# [Your instructions]
Look over the lines below. Report each one that includes the string "arrow".

# [Task material]
--------------------------------

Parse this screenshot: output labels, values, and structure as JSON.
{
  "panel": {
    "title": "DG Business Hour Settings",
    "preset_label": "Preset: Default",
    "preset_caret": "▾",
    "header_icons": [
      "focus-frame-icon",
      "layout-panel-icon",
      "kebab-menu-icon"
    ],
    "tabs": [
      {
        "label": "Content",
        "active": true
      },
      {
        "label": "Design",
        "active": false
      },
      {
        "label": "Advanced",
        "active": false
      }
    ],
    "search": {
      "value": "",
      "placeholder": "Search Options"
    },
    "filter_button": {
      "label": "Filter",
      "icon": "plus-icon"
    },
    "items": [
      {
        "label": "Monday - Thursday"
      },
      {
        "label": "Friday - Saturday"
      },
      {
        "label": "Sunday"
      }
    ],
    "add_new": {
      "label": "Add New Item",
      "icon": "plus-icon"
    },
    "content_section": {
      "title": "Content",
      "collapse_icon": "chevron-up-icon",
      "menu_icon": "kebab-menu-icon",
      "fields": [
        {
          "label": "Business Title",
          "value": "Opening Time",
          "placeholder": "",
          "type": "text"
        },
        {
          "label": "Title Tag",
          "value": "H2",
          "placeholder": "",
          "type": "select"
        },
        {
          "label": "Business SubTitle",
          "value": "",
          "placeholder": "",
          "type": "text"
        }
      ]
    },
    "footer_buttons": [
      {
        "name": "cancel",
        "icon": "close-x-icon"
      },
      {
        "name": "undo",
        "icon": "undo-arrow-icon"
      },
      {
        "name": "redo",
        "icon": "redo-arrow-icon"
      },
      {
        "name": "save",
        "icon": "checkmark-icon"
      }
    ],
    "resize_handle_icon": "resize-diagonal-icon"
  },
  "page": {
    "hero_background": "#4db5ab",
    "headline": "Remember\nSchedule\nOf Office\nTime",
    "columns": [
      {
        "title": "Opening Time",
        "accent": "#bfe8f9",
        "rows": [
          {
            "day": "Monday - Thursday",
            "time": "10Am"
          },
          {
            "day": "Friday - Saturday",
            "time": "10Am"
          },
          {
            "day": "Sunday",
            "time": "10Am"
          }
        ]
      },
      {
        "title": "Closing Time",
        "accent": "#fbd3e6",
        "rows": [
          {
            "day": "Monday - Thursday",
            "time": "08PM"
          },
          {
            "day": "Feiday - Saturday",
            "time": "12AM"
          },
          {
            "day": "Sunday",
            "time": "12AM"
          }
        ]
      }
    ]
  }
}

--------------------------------

# [Response to this task]
        "icon": "undo-arrow-icon"
        "icon": "redo-arrow-icon"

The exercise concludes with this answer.